The Iowa State Bar Association has released the results of a survey of lawyers who evaluated the performance of Iowa judges, including the three Iowa Supreme Court justices who face an organized campaign to vote them off the court because of the court’s gay marriage ruling.
Before each so-called “retention” election, the Bar Association surveys its members to evaluate the judges who are on the ballot that year for voters to decide whether the judges should stay on the bench. Lawyers returning this year’s survey recommended retention of the three Iowa Supreme Court justices, by wide margins. Becky Knutson, a member of the Bar Association committee which managed the survey, says more lawyers turned in their evaluations this year than usual.

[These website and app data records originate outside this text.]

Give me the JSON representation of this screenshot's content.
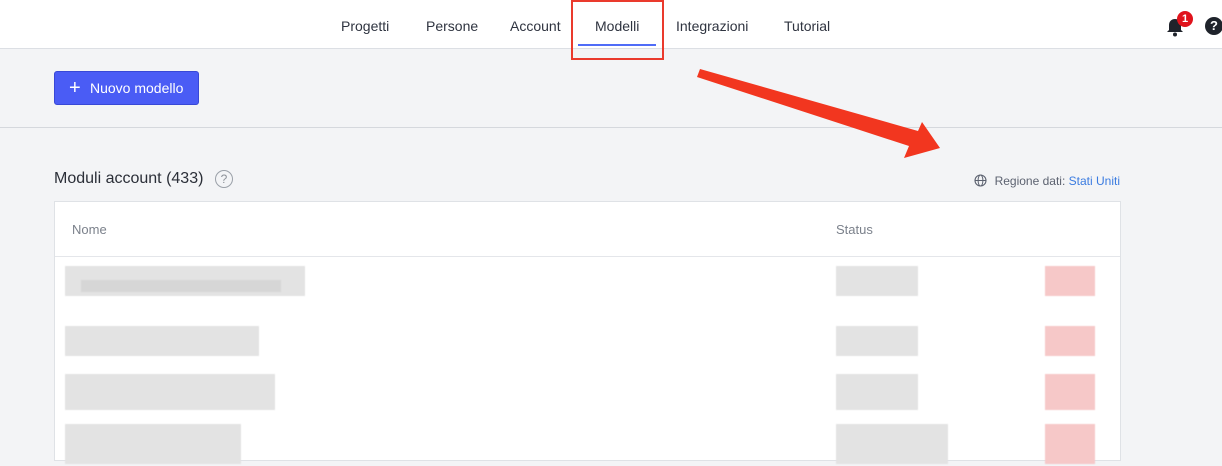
{
  "nav": {
    "items": [
      {
        "label": "Progetti"
      },
      {
        "label": "Persone"
      },
      {
        "label": "Account"
      },
      {
        "label": "Modelli",
        "active": true
      },
      {
        "label": "Integrazioni"
      },
      {
        "label": "Tutorial"
      }
    ],
    "notification_count": "1",
    "help_glyph": "?"
  },
  "toolbar": {
    "new_button_plus": "+",
    "new_button_label": "Nuovo modello"
  },
  "section": {
    "title": "Moduli account (433)",
    "help_glyph": "?",
    "region_label": "Regione dati:",
    "region_value": "Stati Uniti"
  },
  "table": {
    "columns": [
      "Nome",
      "Status"
    ]
  },
  "colors": {
    "accent": "#4a5cf5",
    "link": "#3a7be0",
    "annotation": "#ea3a2d",
    "badge": "#e0131c"
  },
  "icons": [
    "bell-icon",
    "help-icon",
    "plus-icon",
    "question-icon",
    "globe-icon",
    "arrow-annotation"
  ]
}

“This year I believe we had 3,429 responses to at least portions of the different questionnaires,” she says. “That’s almost twice as many as we had in 2008.”
The attorneys rate the justices on their knowledge and application of the law, the clarity of their written opinions, and their demeanor in the courtroom. Seventy-two percent of the lawyers who answered the survey indicated they’d vote to retain Chief Justice Marsha Ternus, while the other two justices who are up for retention got higher ratings, of around 83 percent. Knutson says she can’t “speculate” about why Ternus got a lower rating than the other two justices.
“But the chief justice of the Iowa Supreme Court has a little bit different job than some of the other justices,” she says. “The chief justice will be the person who will address issues such as dealing with teh court’s budget, or the administrative issues in the court, so the chief justice is the person that we see, or the public may see, dealing with those administrative issues for the court, so in that regard the job’s a little bit different and a little bit more public.”
Ternus, as the chief administrator of Iowa’s court system, ordered a series of furlough days in which court offices around the state were closed for business and she laid off workers to deal with budget cuts. “I don’t know if that affected the way lawyers voted on Justice Ternus,” Knutson says. “But certainly she had to be the public face of making some of those hard, hard decisions.”
The Iowa attorneys gave all three Iowa Supreme Court justices a score of around four on a scale of one to five, indicating their performance is good or above average. Groups angered by the court’s gay marriage ruling are running a quarter-of-a-million dollars worth of ads statewide, urging Iowans to vote no on the justices. Knutson says what lawyers look at is whether the court properly interpreted the facts and the law.
“What we hope is that…the public will realize that judges are sometimes called upon to make very difficult and sometimes very unpopular decisions, but they are obligated to do it fairly, impartially and based on the law as they find it to the best of their ability,” Knutson says. “And we hope people realize that even though decisions may be unpopular, sometimes unpopular decisions are correct under the law.”
The lawyers also rated the other 71 judges at the lower court level who are on the November ballot and concluded all are “well-qualified” to remain on the bench. That includes the district court judge who first ruled on the gay marriage case that ultimately was upheld by the Iowa Supreme Court.
A spokesman for Iowa for Freedom — a group recommending the ouster of the justices who signed onto the gay marriage ruling — is dismissing the Bar Association’s survey, saying the majority of Iowans could “care less” about how the lawyers rate the judges.